Pictures stay out of the copy. Everything else in the records must be repeated exactly.
*** Excerpted records ***
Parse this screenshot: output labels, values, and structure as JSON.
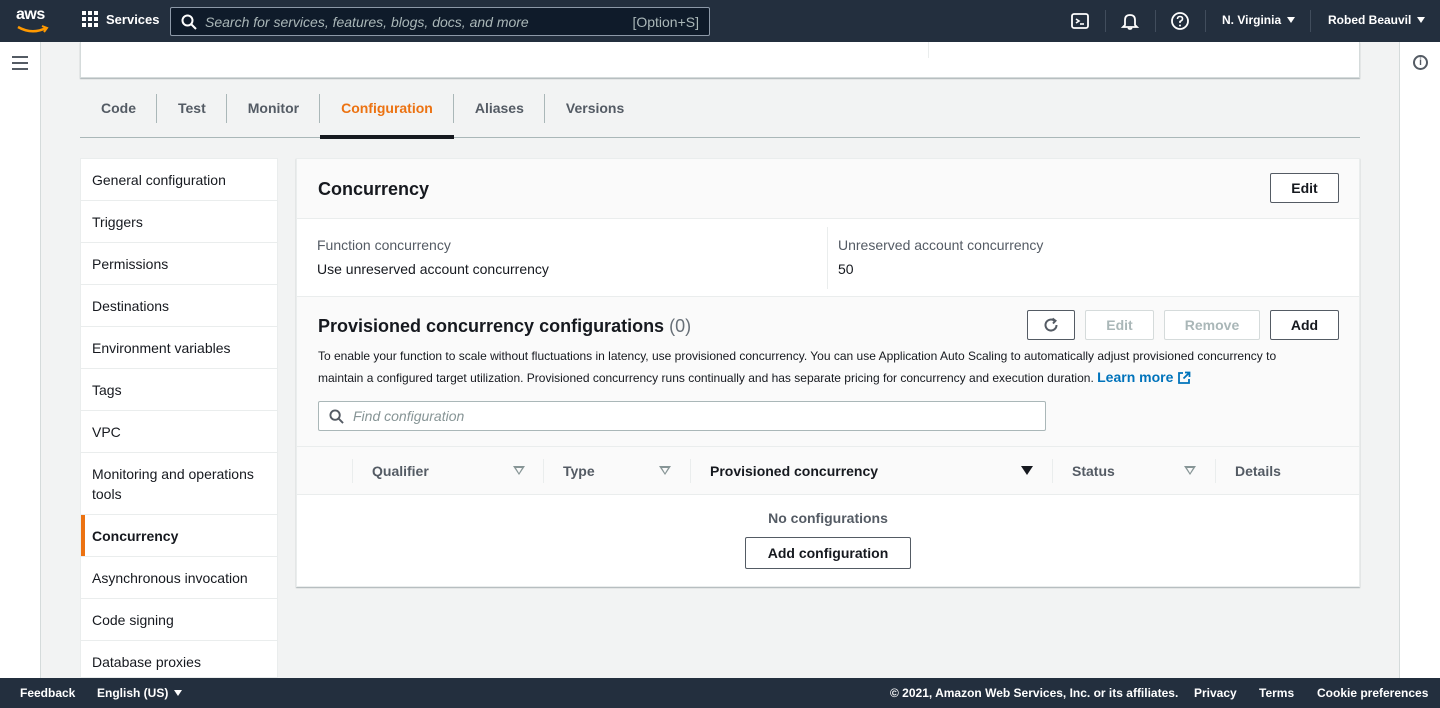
{
  "topnav": {
    "logo_text": "aws",
    "services_label": "Services",
    "search_placeholder": "Search for services, features, blogs, docs, and more",
    "search_shortcut": "[Option+S]",
    "region": "N. Virginia",
    "user": "Robed Beauvil",
    "icons": [
      "cloudshell-icon",
      "bell-icon",
      "help-icon"
    ]
  },
  "tabs": [
    {
      "label": "Code",
      "active": false
    },
    {
      "label": "Test",
      "active": false
    },
    {
      "label": "Monitor",
      "active": false
    },
    {
      "label": "Configuration",
      "active": true
    },
    {
      "label": "Aliases",
      "active": false
    },
    {
      "label": "Versions",
      "active": false
    }
  ],
  "config_nav": [
    {
      "label": "General configuration",
      "active": false
    },
    {
      "label": "Triggers",
      "active": false
    },
    {
      "label": "Permissions",
      "active": false
    },
    {
      "label": "Destinations",
      "active": false
    },
    {
      "label": "Environment variables",
      "active": false
    },
    {
      "label": "Tags",
      "active": false
    },
    {
      "label": "VPC",
      "active": false
    },
    {
      "label": "Monitoring and operations tools",
      "active": false
    },
    {
      "label": "Concurrency",
      "active": true
    },
    {
      "label": "Asynchronous invocation",
      "active": false
    },
    {
      "label": "Code signing",
      "active": false
    },
    {
      "label": "Database proxies",
      "active": false
    }
  ],
  "concurrency": {
    "title": "Concurrency",
    "edit_label": "Edit",
    "function_concurrency_label": "Function concurrency",
    "function_concurrency_value": "Use unreserved account concurrency",
    "unreserved_label": "Unreserved account concurrency",
    "unreserved_value": "50"
  },
  "provisioned": {
    "title": "Provisioned concurrency configurations",
    "count": "(0)",
    "refresh_icon": "refresh-icon",
    "edit_label": "Edit",
    "remove_label": "Remove",
    "add_label": "Add",
    "description": "To enable your function to scale without fluctuations in latency, use provisioned concurrency. You can use Application Auto Scaling to automatically adjust provisioned concurrency to maintain a configured target utilization. Provisioned concurrency runs continually and has separate pricing for concurrency and execution duration.",
    "learn_more": "Learn more",
    "find_placeholder": "Find configuration",
    "columns": [
      "Qualifier",
      "Type",
      "Provisioned concurrency",
      "Status",
      "Details"
    ],
    "empty_text": "No configurations",
    "add_config_label": "Add configuration"
  },
  "footer": {
    "feedback": "Feedback",
    "language": "English (US)",
    "copyright": "© 2021, Amazon Web Services, Inc. or its affiliates.",
    "privacy": "Privacy",
    "terms": "Terms",
    "cookie": "Cookie preferences"
  },
  "colors": {
    "nav_bg": "#232f3e",
    "accent": "#ec7211",
    "link": "#0073bb"
  }
}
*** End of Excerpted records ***
Output for this exercise>
Parse this screenshot: output labels, values, and structure as JSON.
{
  "topnav": {
    "logo_text": "aws",
    "services_label": "Services",
    "search_placeholder": "Search for services, features, blogs, docs, and more",
    "search_shortcut": "[Option+S]",
    "region": "N. Virginia",
    "user": "Robed Beauvil",
    "icons": [
      "cloudshell-icon",
      "bell-icon",
      "help-icon"
    ]
  },
  "tabs": [
    {
      "label": "Code",
      "active": false
    },
    {
      "label": "Test",
      "active": false
    },
    {
      "label": "Monitor",
      "active": false
    },
    {
      "label": "Configuration",
      "active": true
    },
    {
      "label": "Aliases",
      "active": false
    },
    {
      "label": "Versions",
      "active": false
    }
  ],
  "config_nav": [
    {
      "label": "General configuration",
      "active": false
    },
    {
      "label": "Triggers",
      "active": false
    },
    {
      "label": "Permissions",
      "active": false
    },
    {
      "label": "Destinations",
      "active": false
    },
    {
      "label": "Environment variables",
      "active": false
    },
    {
      "label": "Tags",
      "active": false
    },
    {
      "label": "VPC",
      "active": false
    },
    {
      "label": "Monitoring and operations tools",
      "active": false
    },
    {
      "label": "Concurrency",
      "active": true
    },
    {
      "label": "Asynchronous invocation",
      "active": false
    },
    {
      "label": "Code signing",
      "active": false
    },
    {
      "label": "Database proxies",
      "active": false
    }
  ],
  "concurrency": {
    "title": "Concurrency",
    "edit_label": "Edit",
    "function_concurrency_label": "Function concurrency",
    "function_concurrency_value": "Use unreserved account concurrency",
    "unreserved_label": "Unreserved account concurrency",
    "unreserved_value": "50"
  },
  "provisioned": {
    "title": "Provisioned concurrency configurations",
    "count": "(0)",
    "refresh_icon": "refresh-icon",
    "edit_label": "Edit",
    "remove_label": "Remove",
    "add_label": "Add",
    "description": "To enable your function to scale without fluctuations in latency, use provisioned concurrency. You can use Application Auto Scaling to automatically adjust provisioned concurrency to maintain a configured target utilization. Provisioned concurrency runs continually and has separate pricing for concurrency and execution duration.",
    "learn_more": "Learn more",
    "find_placeholder": "Find configuration",
    "columns": [
      "Qualifier",
      "Type",
      "Provisioned concurrency",
      "Status",
      "Details"
    ],
    "empty_text": "No configurations",
    "add_config_label": "Add configuration"
  },
  "footer": {
    "feedback": "Feedback",
    "language": "English (US)",
    "copyright": "© 2021, Amazon Web Services, Inc. or its affiliates.",
    "privacy": "Privacy",
    "terms": "Terms",
    "cookie": "Cookie preferences"
  },
  "colors": {
    "nav_bg": "#232f3e",
    "accent": "#ec7211",
    "link": "#0073bb"
  }
}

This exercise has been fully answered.